Frager's fire burns historic hardware store

Photo: Brianne Carter/ABC7

A search for answers has begun after Capitol Hill's iconic Frager's Hardware was all but destroyed by a massive fire Wednesday night.

D.C. Fire investigators remain on the scene of last night's 4-alarm fire, hours after flames erupted at the Pennsylvania Avenue SE staple.

The store, which was established in 1920, is a popular spot for presidents and is often an area to stage political events.

John Weintraub, one of the owners of Frager's, says the fire started in a lumber area on the 11th Street side of the store. He says a customer alerted store employees to smoke coming from the area.

"I grabbed a fire extinguisher, but once I got out there, flames were shooting up the side of the building," Weintraub said.

Two hundred firefighters and 50 trucks were called in to fight the blaze that eventually reduced the historic store to ashes. The fire wasn't declared under control until about 11 p.m. Wednesday, several hours after it originally broke out.

Two of the firefighters who fought the fire suffered minor injuries.

Neighbors and longtime residents of both Capitol Hill and Washington as a whole have taken to the streets and to Twitter to mourn the loss of a neighborhood staple.

"Frager's just had everything," Capitol Hill resident Ronanta Hewitt said. "It's really sad that it burned right before my eyes."

Meanwhile, Frager's employees said on their Twitter page that they're grateful for the work of the firefighters and the community.

Our thoughts and prayers go out to the 2 Firemen who were injured fighting the fire at Frager's.Last reports indicate they are doing well.

— Frager's Hardware (@Fragers) June 6, 2013

Thick smoke was visible all over the region; from Arlington National Cemetery, Nationals Park, Logan Circle, and even Tenleytown and far Northwest D.C.

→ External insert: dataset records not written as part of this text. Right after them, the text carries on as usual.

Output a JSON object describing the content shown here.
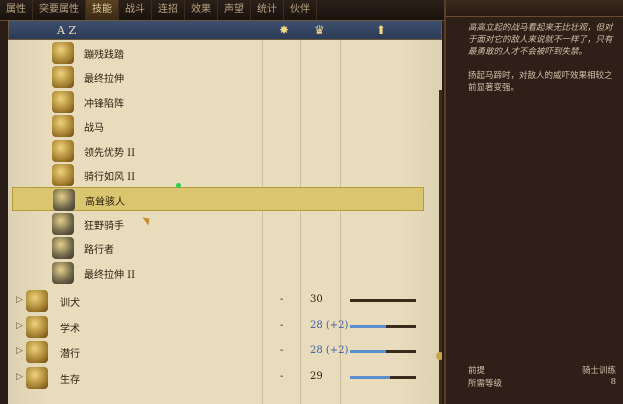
{
  "tabs": [
    {
      "label": "属性",
      "active": false
    },
    {
      "label": "突要属性",
      "active": false
    },
    {
      "label": "技能",
      "active": true
    },
    {
      "label": "战斗",
      "active": false
    },
    {
      "label": "连招",
      "active": false
    },
    {
      "label": "效果",
      "active": false
    },
    {
      "label": "声望",
      "active": false
    },
    {
      "label": "统计",
      "active": false
    },
    {
      "label": "伙伴",
      "active": false
    }
  ],
  "columns": {
    "sort_label": "A Z",
    "icons": [
      "sun-icon",
      "crown-icon",
      "arrow-up-icon"
    ]
  },
  "perks": [
    {
      "label": "蹦残践踏",
      "selected": false,
      "icon": "horse-trample-icon"
    },
    {
      "label": "最终拉伸",
      "selected": false,
      "icon": "horse-rear-icon"
    },
    {
      "label": "冲锋陷阵",
      "selected": false,
      "icon": "charge-icon"
    },
    {
      "label": "战马",
      "selected": false,
      "icon": "warhorse-icon"
    },
    {
      "label": "领先优势 II",
      "selected": false,
      "icon": "lead-icon"
    },
    {
      "label": "骑行如风 II",
      "selected": false,
      "icon": "ride-wind-icon"
    },
    {
      "label": "高耸骇人",
      "selected": true,
      "icon": "towering-icon"
    },
    {
      "label": "狂野骑手",
      "selected": false,
      "icon": "wild-rider-icon"
    },
    {
      "label": "路行者",
      "selected": false,
      "icon": "wayfarer-icon"
    },
    {
      "label": "最终拉伸 II",
      "selected": false,
      "icon": "horse-rear-2-icon"
    }
  ],
  "skills": [
    {
      "label": "训犬",
      "dash": "-",
      "value": "30",
      "blue": false,
      "progress": 0.0
    },
    {
      "label": "学术",
      "dash": "-",
      "value": "28 (+2)",
      "blue": true,
      "progress": 0.55
    },
    {
      "label": "潜行",
      "dash": "-",
      "value": "28 (+2)",
      "blue": true,
      "progress": 0.55
    },
    {
      "label": "生存",
      "dash": "-",
      "value": "29",
      "blue": false,
      "progress": 0.6
    }
  ],
  "info": {
    "flavor": "高高立起的战马看起来无比壮观，但对于面对它的敌人来说就不一样了，只有最勇敢的人才不会被吓到失禁。",
    "effect": "扬起马蹄时，对敌人的威吓效果相较之前显著变强。",
    "requirement_label": "前提",
    "requirement_value": "骑士训练",
    "level_label": "所需等级",
    "level_value": "8"
  },
  "colors": {
    "accent": "#d9c66e",
    "panel": "#e8dcbc",
    "dark": "#2e2019",
    "blue": "#3d5ea8"
  }
}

On Thursday, fire officials said it may be weeks until the cause of the fire is known.

Store employees were on hand to greet and hug customers.

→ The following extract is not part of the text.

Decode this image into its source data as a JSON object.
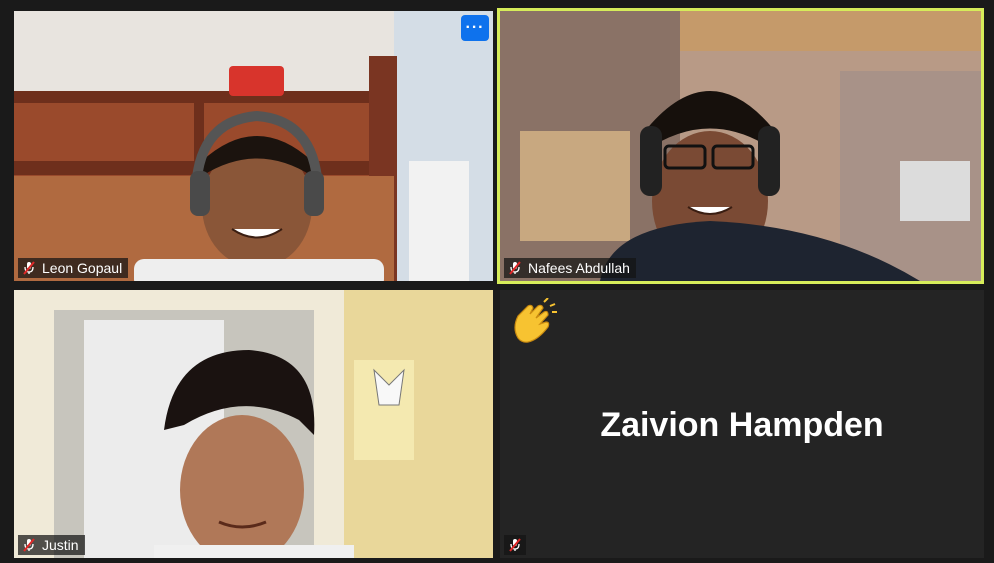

"We're going to be able to continue their salary for while so they're not going to be out on the street,” Weintraub says. “We're hopefully going to rebuild."